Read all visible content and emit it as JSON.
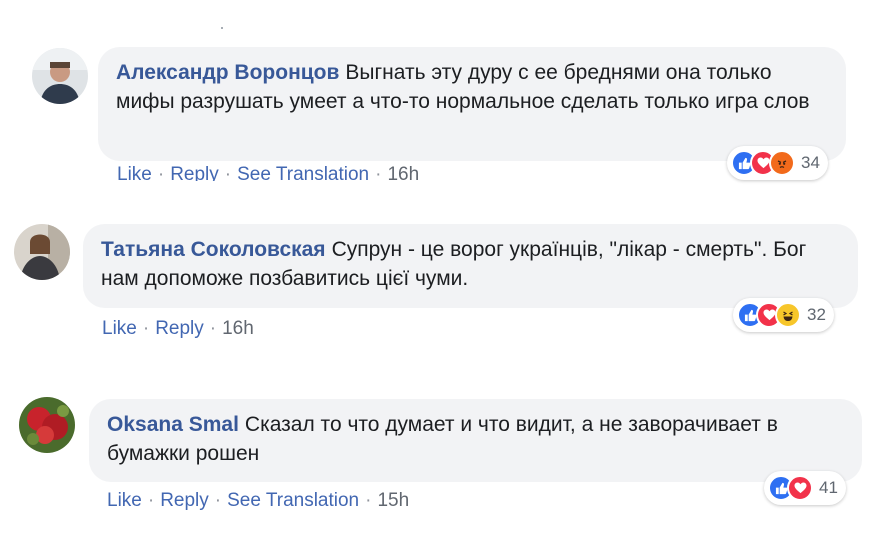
{
  "comments": [
    {
      "author": "Александр Воронцов",
      "text": "Выгнать эту дуру с ее бреднями она только мифы разрушать умеет а что-то нормальное сделать только игра слов",
      "actions": {
        "like": "Like",
        "reply": "Reply",
        "translate": "See Translation",
        "time": "16h",
        "sep": "·"
      },
      "reactions": {
        "icons": [
          "like-icon",
          "love-icon",
          "angry-icon"
        ],
        "count": "34"
      }
    },
    {
      "author": "Татьяна Соколовская",
      "text": "Супрун - це ворог українців, \"лікар - смерть\". Бог нам допоможе позбавитись цієї чуми.",
      "actions": {
        "like": "Like",
        "reply": "Reply",
        "time": "16h",
        "sep": "·"
      },
      "reactions": {
        "icons": [
          "like-icon",
          "love-icon",
          "haha-icon"
        ],
        "count": "32"
      }
    },
    {
      "author": "Oksana Smal",
      "text": "Сказал то что думает и что видит, а не заворачивает в бумажки рошен",
      "actions": {
        "like": "Like",
        "reply": "Reply",
        "translate": "See Translation",
        "time": "15h",
        "sep": "·"
      },
      "reactions": {
        "icons": [
          "like-icon",
          "love-icon"
        ],
        "count": "41"
      }
    }
  ],
  "colors": {
    "author": "#385898",
    "link": "#4267b2",
    "bubble": "#f2f3f5"
  }
}
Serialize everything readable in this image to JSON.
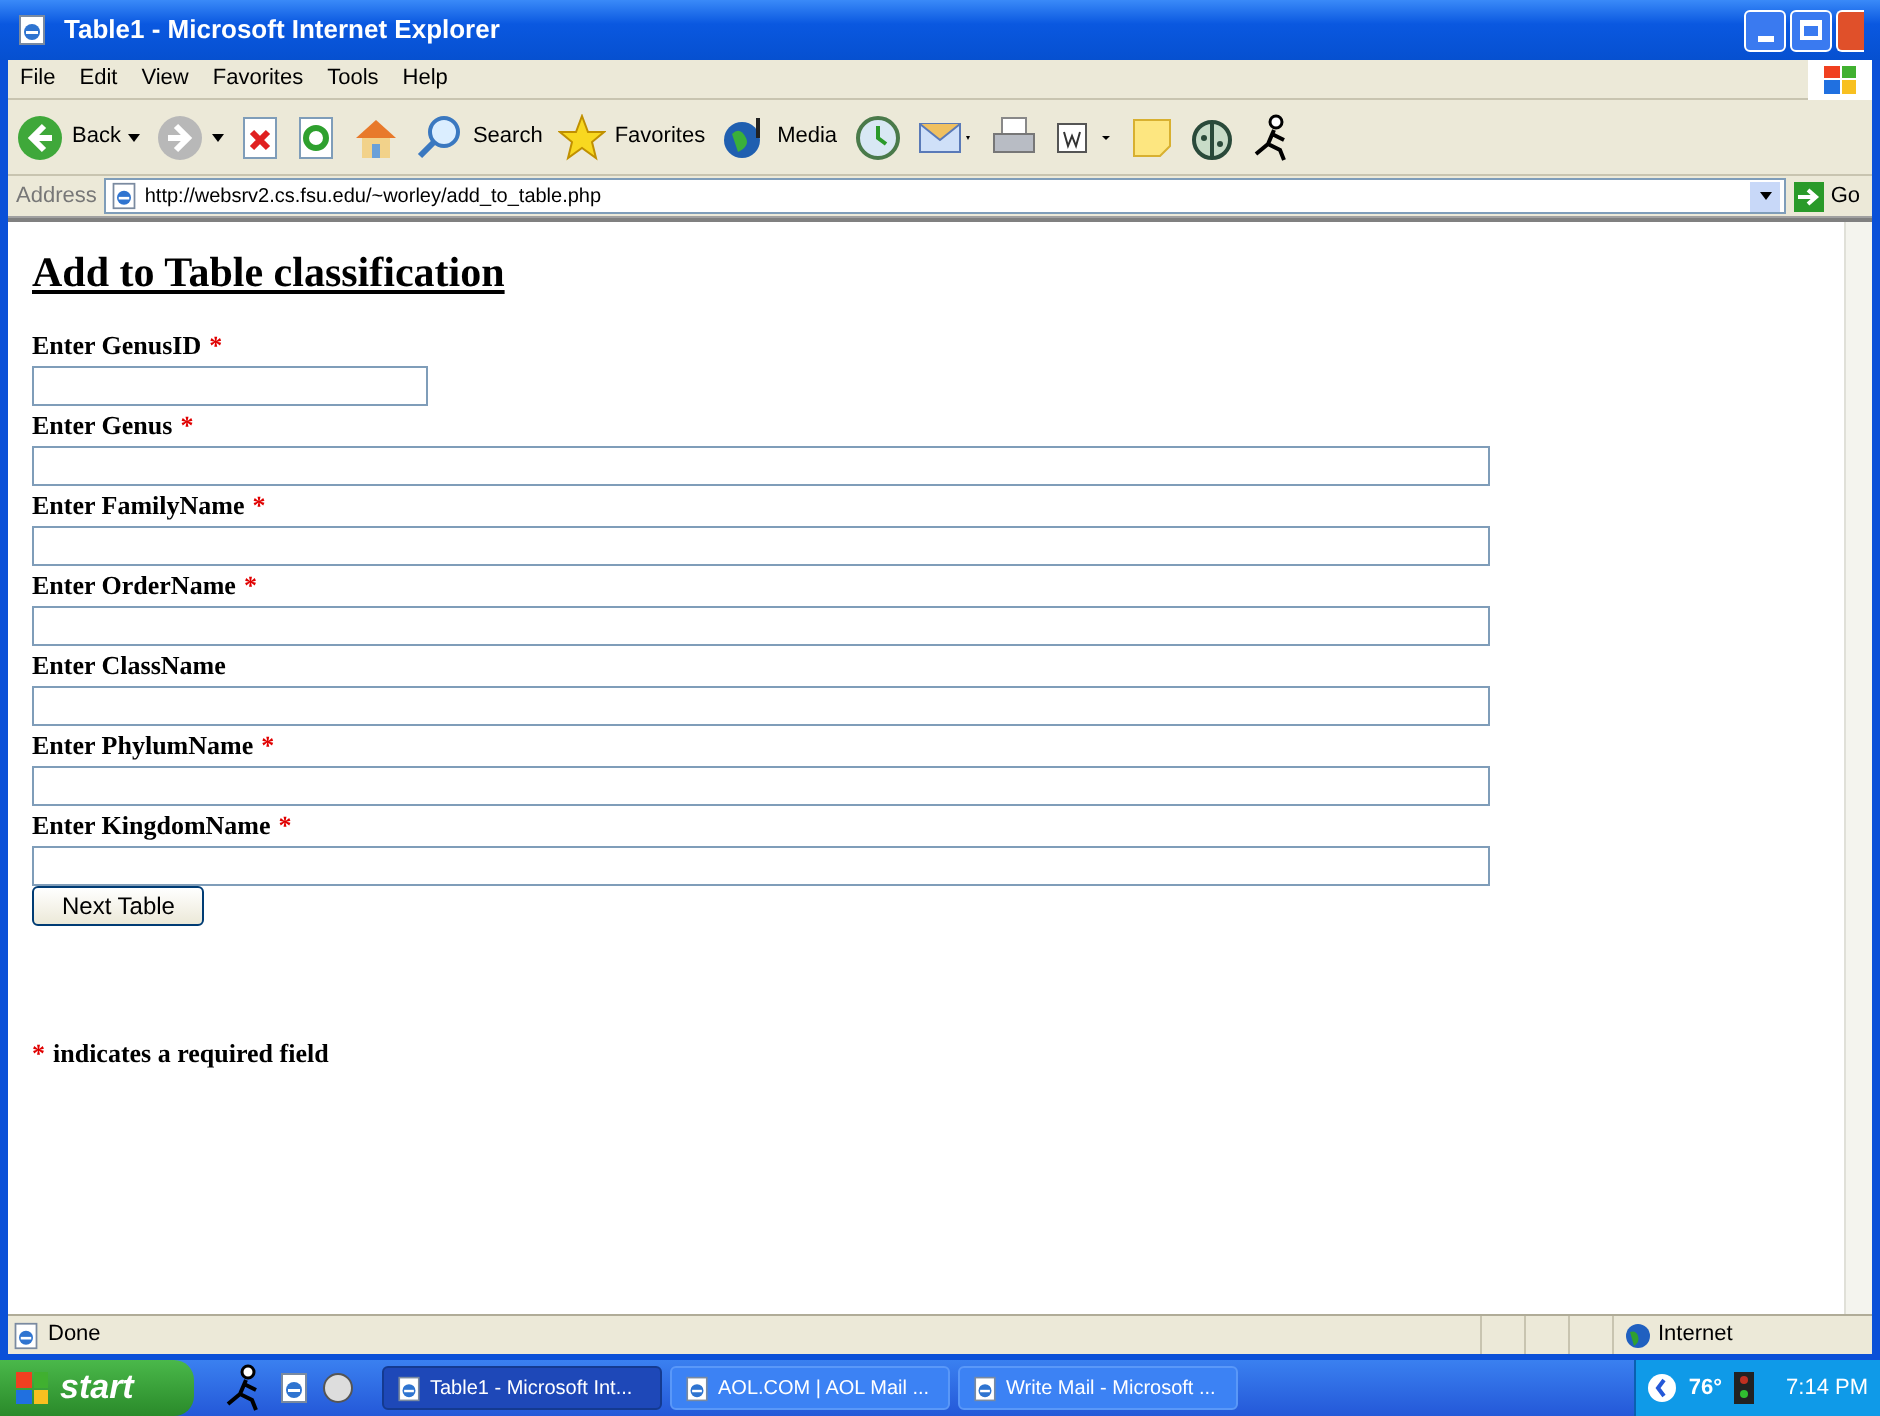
{
  "window": {
    "title": "Table1 - Microsoft Internet Explorer"
  },
  "menu": [
    "File",
    "Edit",
    "View",
    "Favorites",
    "Tools",
    "Help"
  ],
  "toolbar": [
    {
      "kind": "back",
      "label": "Back"
    },
    {
      "kind": "forward"
    },
    {
      "kind": "stop"
    },
    {
      "kind": "refresh"
    },
    {
      "kind": "home"
    },
    {
      "kind": "search",
      "label": "Search"
    },
    {
      "kind": "favorites",
      "label": "Favorites"
    },
    {
      "kind": "media",
      "label": "Media"
    },
    {
      "kind": "history"
    },
    {
      "kind": "mail"
    },
    {
      "kind": "print"
    },
    {
      "kind": "edit"
    },
    {
      "kind": "note"
    },
    {
      "kind": "bug"
    },
    {
      "kind": "runner"
    }
  ],
  "address": {
    "label": "Address",
    "url": "http://websrv2.cs.fsu.edu/~worley/add_to_table.php",
    "go": "Go"
  },
  "page": {
    "heading": "Add to Table classification",
    "fields": [
      {
        "label": "Enter GenusID",
        "mark": "*",
        "kind": "short"
      },
      {
        "label": "Enter Genus",
        "mark": "*",
        "kind": "long"
      },
      {
        "label": "Enter FamilyName",
        "mark": "*",
        "kind": "long"
      },
      {
        "label": "Enter OrderName",
        "mark": "*",
        "kind": "long"
      },
      {
        "label": "Enter ClassName",
        "kind": "long"
      },
      {
        "label": "Enter PhylumName",
        "mark": "*",
        "kind": "long"
      },
      {
        "label": "Enter KingdomName",
        "mark": "*",
        "kind": "long"
      }
    ],
    "button": "Next Table",
    "note": {
      "mark": "*",
      "text": "indicates a required field"
    }
  },
  "status_bar": {
    "text": "Done",
    "zone": "Internet"
  },
  "taskbar": {
    "start": "start",
    "tasks": [
      {
        "label": "Table1 - Microsoft Int...",
        "selected": true
      },
      {
        "label": "AOL.COM | AOL Mail ...",
        "selected": false
      },
      {
        "label": "Write Mail - Microsoft ...",
        "selected": false
      }
    ],
    "temperature": "76°",
    "time": "7:14 PM"
  }
}
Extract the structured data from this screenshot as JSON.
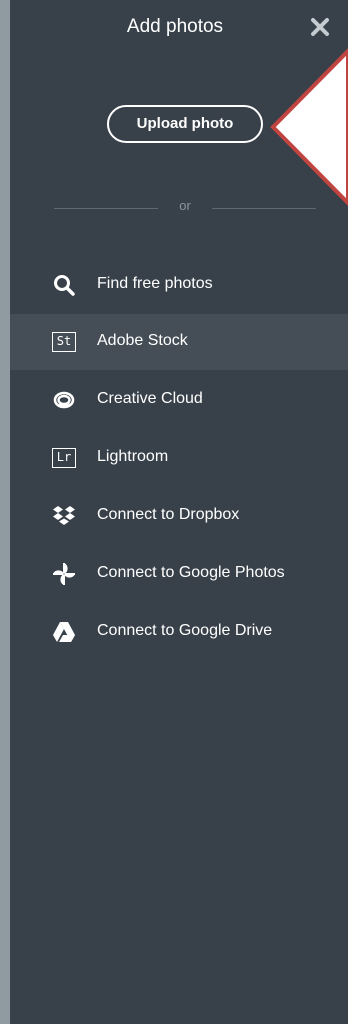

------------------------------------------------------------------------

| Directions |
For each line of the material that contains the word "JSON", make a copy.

| Exercise response |
Read all visible content and emit it as JSON.
Serialize everything readable in this image to JSON.
Extract the structured data from this screenshot as JSON.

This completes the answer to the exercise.